Tony began his career as a social worker in 1973 before going to law school while working full time. He graduated and passed the Ohio Bar in 1981 and began practicing at a law firm where he would later become a Partner. He began his private practice in 1998, representing plaintiffs who have suffered injuries.
Tony is Vice-Chair of the Cincinnati Bar Association Alternative Dispute Resolution Section and has attended a week-long training at Harvard’s Program on Negotiation.
Where do you practice mediation, and what kinds of cases do you mediate?
I mediate cases throughout Ohio but primarily in the Greater Cincinnati Area.
From you experience practicing mediation, why do you believe that the mediation process is an effective process for resolving disputes?
Mediation causes the insurance company take a look at the case and put a value to it before significant money is spent on litigation.

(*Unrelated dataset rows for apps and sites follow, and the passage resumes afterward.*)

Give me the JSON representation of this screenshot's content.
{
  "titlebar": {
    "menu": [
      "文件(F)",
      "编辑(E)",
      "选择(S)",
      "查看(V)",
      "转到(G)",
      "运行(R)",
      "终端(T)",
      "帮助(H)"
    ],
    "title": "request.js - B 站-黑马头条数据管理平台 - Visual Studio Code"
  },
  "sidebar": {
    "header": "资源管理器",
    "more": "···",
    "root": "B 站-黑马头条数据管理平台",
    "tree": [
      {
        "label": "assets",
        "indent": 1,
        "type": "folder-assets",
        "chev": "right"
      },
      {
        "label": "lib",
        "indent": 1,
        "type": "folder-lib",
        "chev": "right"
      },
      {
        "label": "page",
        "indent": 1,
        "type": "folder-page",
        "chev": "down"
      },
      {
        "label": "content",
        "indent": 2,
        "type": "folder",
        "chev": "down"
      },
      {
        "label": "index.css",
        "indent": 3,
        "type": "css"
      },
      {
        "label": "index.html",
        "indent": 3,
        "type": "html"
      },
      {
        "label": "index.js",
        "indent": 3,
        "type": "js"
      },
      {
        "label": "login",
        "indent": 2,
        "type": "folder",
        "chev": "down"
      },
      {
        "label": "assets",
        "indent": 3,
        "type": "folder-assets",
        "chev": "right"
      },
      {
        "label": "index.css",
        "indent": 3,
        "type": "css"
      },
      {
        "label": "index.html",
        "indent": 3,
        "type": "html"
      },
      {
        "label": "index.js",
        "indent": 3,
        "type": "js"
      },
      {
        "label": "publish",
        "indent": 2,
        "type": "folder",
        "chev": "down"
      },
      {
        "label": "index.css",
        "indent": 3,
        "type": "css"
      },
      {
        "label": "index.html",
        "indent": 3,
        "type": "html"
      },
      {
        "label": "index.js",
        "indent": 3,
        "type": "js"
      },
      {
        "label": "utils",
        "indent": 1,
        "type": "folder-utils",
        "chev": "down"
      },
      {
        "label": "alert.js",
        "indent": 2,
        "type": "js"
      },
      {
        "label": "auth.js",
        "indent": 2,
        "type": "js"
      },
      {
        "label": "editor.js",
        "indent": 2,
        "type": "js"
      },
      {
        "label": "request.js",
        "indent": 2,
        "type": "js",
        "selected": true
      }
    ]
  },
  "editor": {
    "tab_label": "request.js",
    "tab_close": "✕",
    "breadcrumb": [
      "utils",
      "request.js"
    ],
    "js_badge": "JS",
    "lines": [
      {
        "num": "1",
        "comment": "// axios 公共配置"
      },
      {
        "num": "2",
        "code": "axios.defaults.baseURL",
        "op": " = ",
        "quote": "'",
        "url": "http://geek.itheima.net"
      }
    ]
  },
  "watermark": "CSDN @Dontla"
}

People get to be heard and are aware they are heard. So tactical active listening and empathy are critical.
What is your general philosophy or approach to mediation?

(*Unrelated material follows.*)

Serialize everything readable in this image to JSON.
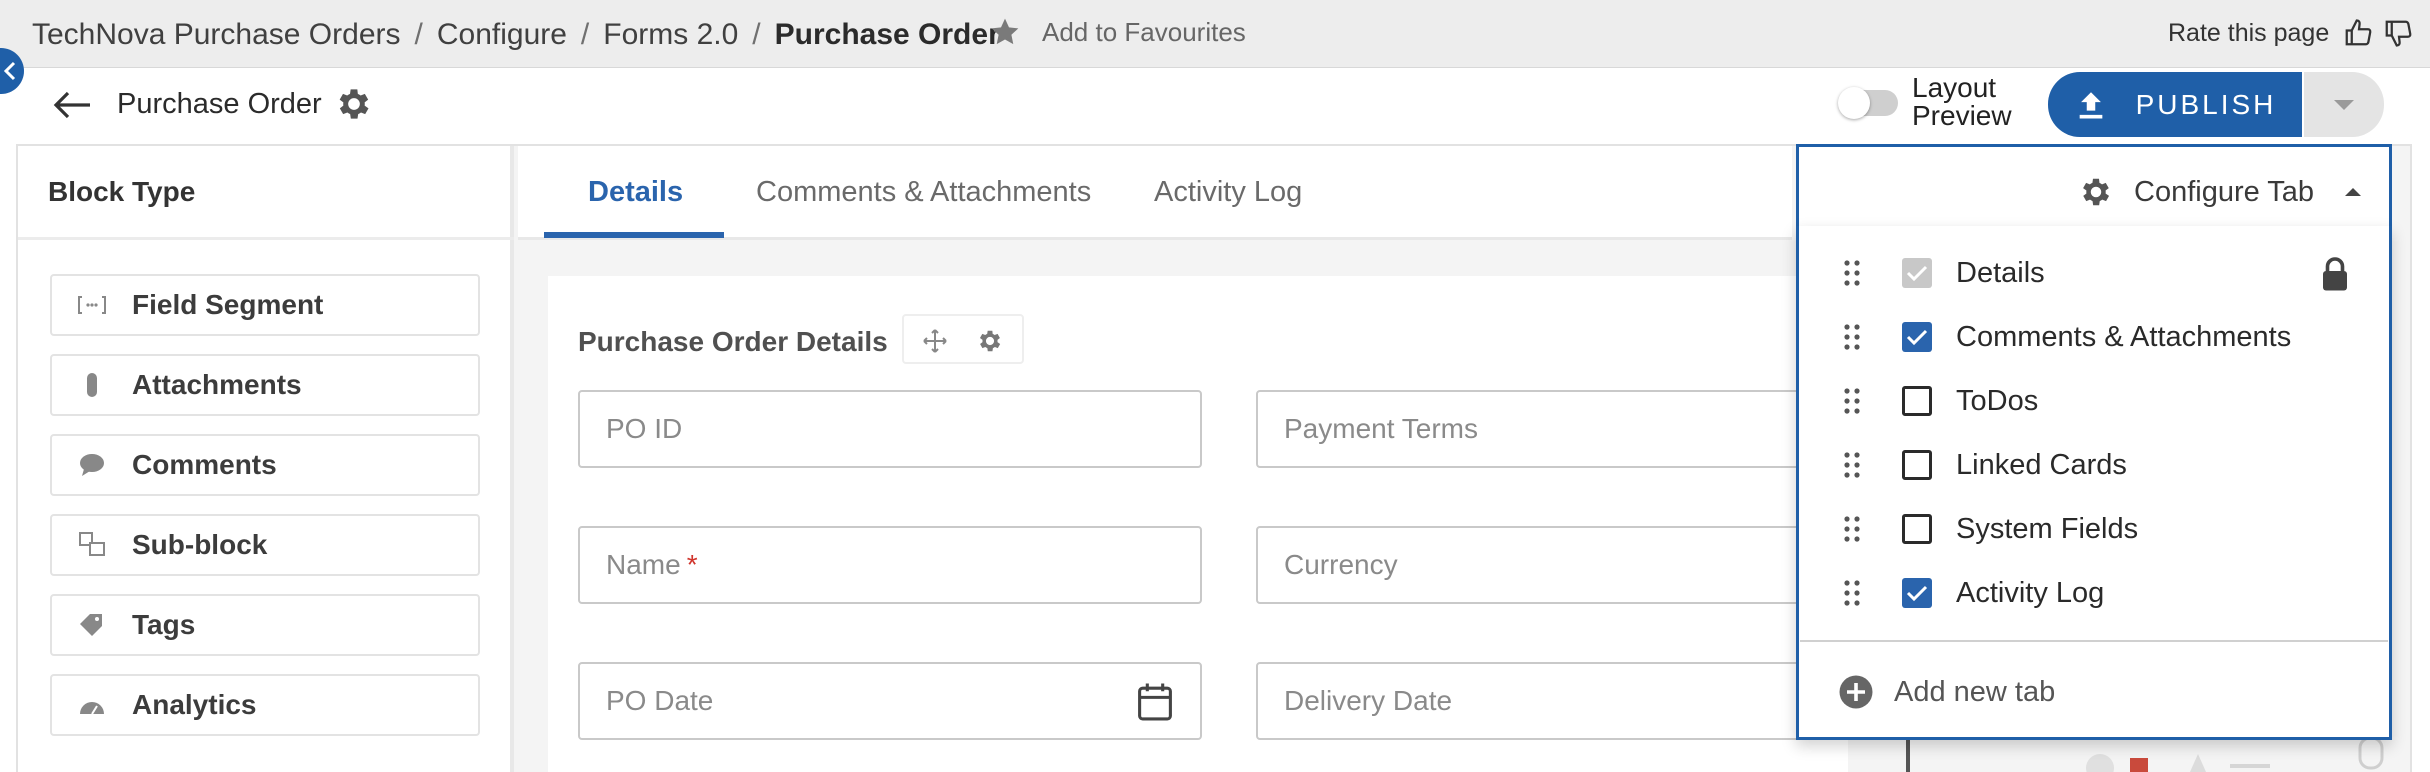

I like to give my own opening statement, but not the parties. I use both caucuses and joint sessions. I think the mediator should act as a communication facilitator by asking questions and enforcing ground rules. I like mediating through understanding as taught at Harvard’s program on negotiation. as well as using FBI hostage negotiation techniques. Although I’ve used the word “I” in this summary, it is something I stay away from in mediations.
What characteristics do you have that come in handy during mediations?
I reality test, often called “the legal table.” I am personable and know how to listen without interrupting. I know how to reframe and summarize. I know how to show empathy.
What advice would you give to disputants looking for a mediator?
Ask other lawyers, use the internet. Look for subject matter expertise, though that is not critical with a good mediator.
What are your thoughts on the development of mediation as a profession, practice, or field of study?
I think mediators try to become amateur psychologists and make things too complicated. Others are poorly trained and just carry offers back and forth. I enjoy meeting people and using the techniques I’ve learned to help the parties fashion a solution that works for both/all off them. Many mediators do not even introduce all of the parties to each other because they start in caucus. Starting off with this degree of disconnect between the parties is demeaning and prevents deeper resolutions, and yet, this practice is rampant. Why? Because they are afraid they or their client will anger the other side (back when every lawyer was trying their case in opening).